╔══
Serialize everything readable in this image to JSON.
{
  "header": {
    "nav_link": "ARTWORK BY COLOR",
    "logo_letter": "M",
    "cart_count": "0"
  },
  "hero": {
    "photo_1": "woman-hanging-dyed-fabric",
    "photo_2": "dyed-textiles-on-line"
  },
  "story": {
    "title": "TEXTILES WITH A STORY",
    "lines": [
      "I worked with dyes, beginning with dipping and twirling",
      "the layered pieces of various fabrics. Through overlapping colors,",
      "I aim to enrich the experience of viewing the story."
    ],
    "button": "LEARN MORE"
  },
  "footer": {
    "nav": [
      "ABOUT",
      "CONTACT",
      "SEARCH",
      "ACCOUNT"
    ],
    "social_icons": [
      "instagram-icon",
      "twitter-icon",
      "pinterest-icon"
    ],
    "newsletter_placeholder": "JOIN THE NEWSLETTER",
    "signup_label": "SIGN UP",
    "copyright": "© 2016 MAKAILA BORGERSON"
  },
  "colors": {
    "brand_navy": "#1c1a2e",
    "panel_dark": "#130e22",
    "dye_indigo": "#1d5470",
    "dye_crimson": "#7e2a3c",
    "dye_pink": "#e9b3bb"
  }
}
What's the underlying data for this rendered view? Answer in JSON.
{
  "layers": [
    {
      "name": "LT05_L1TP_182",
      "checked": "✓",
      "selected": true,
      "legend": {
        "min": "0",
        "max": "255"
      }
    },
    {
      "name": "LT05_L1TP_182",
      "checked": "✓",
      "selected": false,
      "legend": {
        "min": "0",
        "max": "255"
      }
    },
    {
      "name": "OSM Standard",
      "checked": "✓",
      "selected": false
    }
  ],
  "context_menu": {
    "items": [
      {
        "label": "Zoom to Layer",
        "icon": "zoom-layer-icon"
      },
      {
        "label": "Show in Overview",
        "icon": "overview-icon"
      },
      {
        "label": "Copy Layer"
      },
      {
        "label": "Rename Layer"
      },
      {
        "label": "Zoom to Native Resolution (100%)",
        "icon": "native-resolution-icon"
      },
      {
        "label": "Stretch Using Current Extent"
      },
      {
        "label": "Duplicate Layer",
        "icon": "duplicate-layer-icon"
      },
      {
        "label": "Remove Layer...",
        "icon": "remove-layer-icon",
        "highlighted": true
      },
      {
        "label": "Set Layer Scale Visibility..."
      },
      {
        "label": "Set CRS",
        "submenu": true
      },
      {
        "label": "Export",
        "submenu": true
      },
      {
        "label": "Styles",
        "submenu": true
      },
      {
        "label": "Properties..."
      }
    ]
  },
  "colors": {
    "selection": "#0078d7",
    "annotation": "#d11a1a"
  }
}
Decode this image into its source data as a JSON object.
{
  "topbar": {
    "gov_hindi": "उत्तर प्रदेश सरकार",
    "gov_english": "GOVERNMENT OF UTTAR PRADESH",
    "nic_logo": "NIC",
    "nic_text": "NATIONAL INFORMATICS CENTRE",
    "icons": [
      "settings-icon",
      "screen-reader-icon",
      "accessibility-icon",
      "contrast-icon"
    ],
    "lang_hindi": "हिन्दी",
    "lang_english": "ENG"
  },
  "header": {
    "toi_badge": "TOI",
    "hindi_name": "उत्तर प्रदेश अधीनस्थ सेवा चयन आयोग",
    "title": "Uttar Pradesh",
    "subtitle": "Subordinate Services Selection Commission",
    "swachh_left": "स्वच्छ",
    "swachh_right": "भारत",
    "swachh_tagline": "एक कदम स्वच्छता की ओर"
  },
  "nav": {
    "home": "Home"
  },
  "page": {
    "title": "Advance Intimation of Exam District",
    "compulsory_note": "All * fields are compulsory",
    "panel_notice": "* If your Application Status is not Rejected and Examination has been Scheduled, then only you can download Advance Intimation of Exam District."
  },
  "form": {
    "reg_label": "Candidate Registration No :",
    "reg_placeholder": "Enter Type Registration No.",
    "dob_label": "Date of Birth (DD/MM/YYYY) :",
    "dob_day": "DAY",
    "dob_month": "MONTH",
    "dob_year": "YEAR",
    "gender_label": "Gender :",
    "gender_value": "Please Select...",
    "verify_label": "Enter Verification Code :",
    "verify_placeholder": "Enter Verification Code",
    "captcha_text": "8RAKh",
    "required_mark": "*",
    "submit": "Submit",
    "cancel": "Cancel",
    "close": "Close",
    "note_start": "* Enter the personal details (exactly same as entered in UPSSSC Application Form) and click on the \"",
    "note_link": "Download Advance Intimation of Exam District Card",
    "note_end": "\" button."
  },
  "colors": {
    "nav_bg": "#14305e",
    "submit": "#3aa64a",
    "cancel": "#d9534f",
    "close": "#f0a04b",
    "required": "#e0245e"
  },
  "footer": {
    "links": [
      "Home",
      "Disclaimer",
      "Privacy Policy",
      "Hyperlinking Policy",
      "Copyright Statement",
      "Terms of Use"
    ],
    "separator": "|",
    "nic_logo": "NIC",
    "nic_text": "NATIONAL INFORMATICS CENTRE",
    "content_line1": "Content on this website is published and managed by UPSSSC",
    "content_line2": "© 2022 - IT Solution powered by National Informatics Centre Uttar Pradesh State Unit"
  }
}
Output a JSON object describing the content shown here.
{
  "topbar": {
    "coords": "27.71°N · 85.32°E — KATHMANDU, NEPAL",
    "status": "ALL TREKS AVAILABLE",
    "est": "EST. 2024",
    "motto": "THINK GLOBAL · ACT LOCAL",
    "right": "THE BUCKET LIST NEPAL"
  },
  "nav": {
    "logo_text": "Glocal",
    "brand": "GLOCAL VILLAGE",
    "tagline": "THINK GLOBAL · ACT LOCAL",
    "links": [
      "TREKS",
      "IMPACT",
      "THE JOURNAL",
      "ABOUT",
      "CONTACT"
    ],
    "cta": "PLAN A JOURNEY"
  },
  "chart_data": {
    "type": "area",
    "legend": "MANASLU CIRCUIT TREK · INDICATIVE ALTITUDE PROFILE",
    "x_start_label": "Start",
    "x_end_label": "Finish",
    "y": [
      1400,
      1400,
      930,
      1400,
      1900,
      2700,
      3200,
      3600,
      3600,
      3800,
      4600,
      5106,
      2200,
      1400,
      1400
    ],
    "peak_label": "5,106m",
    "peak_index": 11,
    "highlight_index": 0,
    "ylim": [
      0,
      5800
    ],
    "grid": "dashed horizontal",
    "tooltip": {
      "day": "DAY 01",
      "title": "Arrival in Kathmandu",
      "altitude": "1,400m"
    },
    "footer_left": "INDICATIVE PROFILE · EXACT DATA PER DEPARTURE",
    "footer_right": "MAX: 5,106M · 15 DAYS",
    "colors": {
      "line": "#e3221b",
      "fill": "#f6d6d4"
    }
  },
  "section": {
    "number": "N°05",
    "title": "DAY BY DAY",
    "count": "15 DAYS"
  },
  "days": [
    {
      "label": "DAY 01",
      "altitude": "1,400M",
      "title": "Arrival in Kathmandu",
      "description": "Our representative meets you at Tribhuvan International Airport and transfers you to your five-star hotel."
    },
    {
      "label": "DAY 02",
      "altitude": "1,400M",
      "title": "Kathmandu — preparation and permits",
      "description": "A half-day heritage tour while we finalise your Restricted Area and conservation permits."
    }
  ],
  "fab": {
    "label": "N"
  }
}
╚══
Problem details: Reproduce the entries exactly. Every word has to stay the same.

Your solution:
Serialize everything readable in this image to JSON.
{
  "header": {
    "nav_link": "ARTWORK BY COLOR",
    "logo_letter": "M",
    "cart_count": "0"
  },
  "hero": {
    "photo_1": "woman-hanging-dyed-fabric",
    "photo_2": "dyed-textiles-on-line"
  },
  "story": {
    "title": "TEXTILES WITH A STORY",
    "lines": [
      "I worked with dyes, beginning with dipping and twirling",
      "the layered pieces of various fabrics. Through overlapping colors,",
      "I aim to enrich the experience of viewing the story."
    ],
    "button": "LEARN MORE"
  },
  "footer": {
    "nav": [
      "ABOUT",
      "CONTACT",
      "SEARCH",
      "ACCOUNT"
    ],
    "social_icons": [
      "instagram-icon",
      "twitter-icon",
      "pinterest-icon"
    ],
    "newsletter_placeholder": "JOIN THE NEWSLETTER",
    "signup_label": "SIGN UP",
    "copyright": "© 2016 MAKAILA BORGERSON"
  },
  "colors": {
    "brand_navy": "#1c1a2e",
    "panel_dark": "#130e22",
    "dye_indigo": "#1d5470",
    "dye_crimson": "#7e2a3c",
    "dye_pink": "#e9b3bb"
  }
}
What's the underlying data for this rendered view? Answer in JSON.
{
  "layers": [
    {
      "name": "LT05_L1TP_182",
      "checked": "✓",
      "selected": true,
      "legend": {
        "min": "0",
        "max": "255"
      }
    },
    {
      "name": "LT05_L1TP_182",
      "checked": "✓",
      "selected": false,
      "legend": {
        "min": "0",
        "max": "255"
      }
    },
    {
      "name": "OSM Standard",
      "checked": "✓",
      "selected": false
    }
  ],
  "context_menu": {
    "items": [
      {
        "label": "Zoom to Layer",
        "icon": "zoom-layer-icon"
      },
      {
        "label": "Show in Overview",
        "icon": "overview-icon"
      },
      {
        "label": "Copy Layer"
      },
      {
        "label": "Rename Layer"
      },
      {
        "label": "Zoom to Native Resolution (100%)",
        "icon": "native-resolution-icon"
      },
      {
        "label": "Stretch Using Current Extent"
      },
      {
        "label": "Duplicate Layer",
        "icon": "duplicate-layer-icon"
      },
      {
        "label": "Remove Layer...",
        "icon": "remove-layer-icon",
        "highlighted": true
      },
      {
        "label": "Set Layer Scale Visibility..."
      },
      {
        "label": "Set CRS",
        "submenu": true
      },
      {
        "label": "Export",
        "submenu": true
      },
      {
        "label": "Styles",
        "submenu": true
      },
      {
        "label": "Properties..."
      }
    ]
  },
  "colors": {
    "selection": "#0078d7",
    "annotation": "#d11a1a"
  }
}
Decode this image into its source data as a JSON object.
{
  "topbar": {
    "gov_hindi": "उत्तर प्रदेश सरकार",
    "gov_english": "GOVERNMENT OF UTTAR PRADESH",
    "nic_logo": "NIC",
    "nic_text": "NATIONAL INFORMATICS CENTRE",
    "icons": [
      "settings-icon",
      "screen-reader-icon",
      "accessibility-icon",
      "contrast-icon"
    ],
    "lang_hindi": "हिन्दी",
    "lang_english": "ENG"
  },
  "header": {
    "toi_badge": "TOI",
    "hindi_name": "उत्तर प्रदेश अधीनस्थ सेवा चयन आयोग",
    "title": "Uttar Pradesh",
    "subtitle": "Subordinate Services Selection Commission",
    "swachh_left": "स्वच्छ",
    "swachh_right": "भारत",
    "swachh_tagline": "एक कदम स्वच्छता की ओर"
  },
  "nav": {
    "home": "Home"
  },
  "page": {
    "title": "Advance Intimation of Exam District",
    "compulsory_note": "All * fields are compulsory",
    "panel_notice": "* If your Application Status is not Rejected and Examination has been Scheduled, then only you can download Advance Intimation of Exam District."
  },
  "form": {
    "reg_label": "Candidate Registration No :",
    "reg_placeholder": "Enter Type Registration No.",
    "dob_label": "Date of Birth (DD/MM/YYYY) :",
    "dob_day": "DAY",
    "dob_month": "MONTH",
    "dob_year": "YEAR",
    "gender_label": "Gender :",
    "gender_value": "Please Select...",
    "verify_label": "Enter Verification Code :",
    "verify_placeholder": "Enter Verification Code",
    "captcha_text": "8RAKh",
    "required_mark": "*",
    "submit": "Submit",
    "cancel": "Cancel",
    "close": "Close",
    "note_start": "* Enter the personal details (exactly same as entered in UPSSSC Application Form) and click on the \"",
    "note_link": "Download Advance Intimation of Exam District Card",
    "note_end": "\" button."
  },
  "colors": {
    "nav_bg": "#14305e",
    "submit": "#3aa64a",
    "cancel": "#d9534f",
    "close": "#f0a04b",
    "required": "#e0245e"
  },
  "footer": {
    "links": [
      "Home",
      "Disclaimer",
      "Privacy Policy",
      "Hyperlinking Policy",
      "Copyright Statement",
      "Terms of Use"
    ],
    "separator": "|",
    "nic_logo": "NIC",
    "nic_text": "NATIONAL INFORMATICS CENTRE",
    "content_line1": "Content on this website is published and managed by UPSSSC",
    "content_line2": "© 2022 - IT Solution powered by National Informatics Centre Uttar Pradesh State Unit"
  }
}
Output a JSON object describing the content shown here.
{
  "topbar": {
    "coords": "27.71°N · 85.32°E — KATHMANDU, NEPAL",
    "status": "ALL TREKS AVAILABLE",
    "est": "EST. 2024",
    "motto": "THINK GLOBAL · ACT LOCAL",
    "right": "THE BUCKET LIST NEPAL"
  },
  "nav": {
    "logo_text": "Glocal",
    "brand": "GLOCAL VILLAGE",
    "tagline": "THINK GLOBAL · ACT LOCAL",
    "links": [
      "TREKS",
      "IMPACT",
      "THE JOURNAL",
      "ABOUT",
      "CONTACT"
    ],
    "cta": "PLAN A JOURNEY"
  },
  "chart_data": {
    "type": "area",
    "legend": "MANASLU CIRCUIT TREK · INDICATIVE ALTITUDE PROFILE",
    "x_start_label": "Start",
    "x_end_label": "Finish",
    "y": [
      1400,
      1400,
      930,
      1400,
      1900,
      2700,
      3200,
      3600,
      3600,
      3800,
      4600,
      5106,
      2200,
      1400,
      1400
    ],
    "peak_label": "5,106m",
    "peak_index": 11,
    "highlight_index": 0,
    "ylim": [
      0,
      5800
    ],
    "grid": "dashed horizontal",
    "tooltip": {
      "day": "DAY 01",
      "title": "Arrival in Kathmandu",
      "altitude": "1,400m"
    },
    "footer_left": "INDICATIVE PROFILE · EXACT DATA PER DEPARTURE",
    "footer_right": "MAX: 5,106M · 15 DAYS",
    "colors": {
      "line": "#e3221b",
      "fill": "#f6d6d4"
    }
  },
  "section": {
    "number": "N°05",
    "title": "DAY BY DAY",
    "count": "15 DAYS"
  },
  "days": [
    {
      "label": "DAY 01",
      "altitude": "1,400M",
      "title": "Arrival in Kathmandu",
      "description": "Our representative meets you at Tribhuvan International Airport and transfers you to your five-star hotel."
    },
    {
      "label": "DAY 02",
      "altitude": "1,400M",
      "title": "Kathmandu — preparation and permits",
      "description": "A half-day heritage tour while we finalise your Restricted Area and conservation permits."
    }
  ],
  "fab": {
    "label": "N"
  }
}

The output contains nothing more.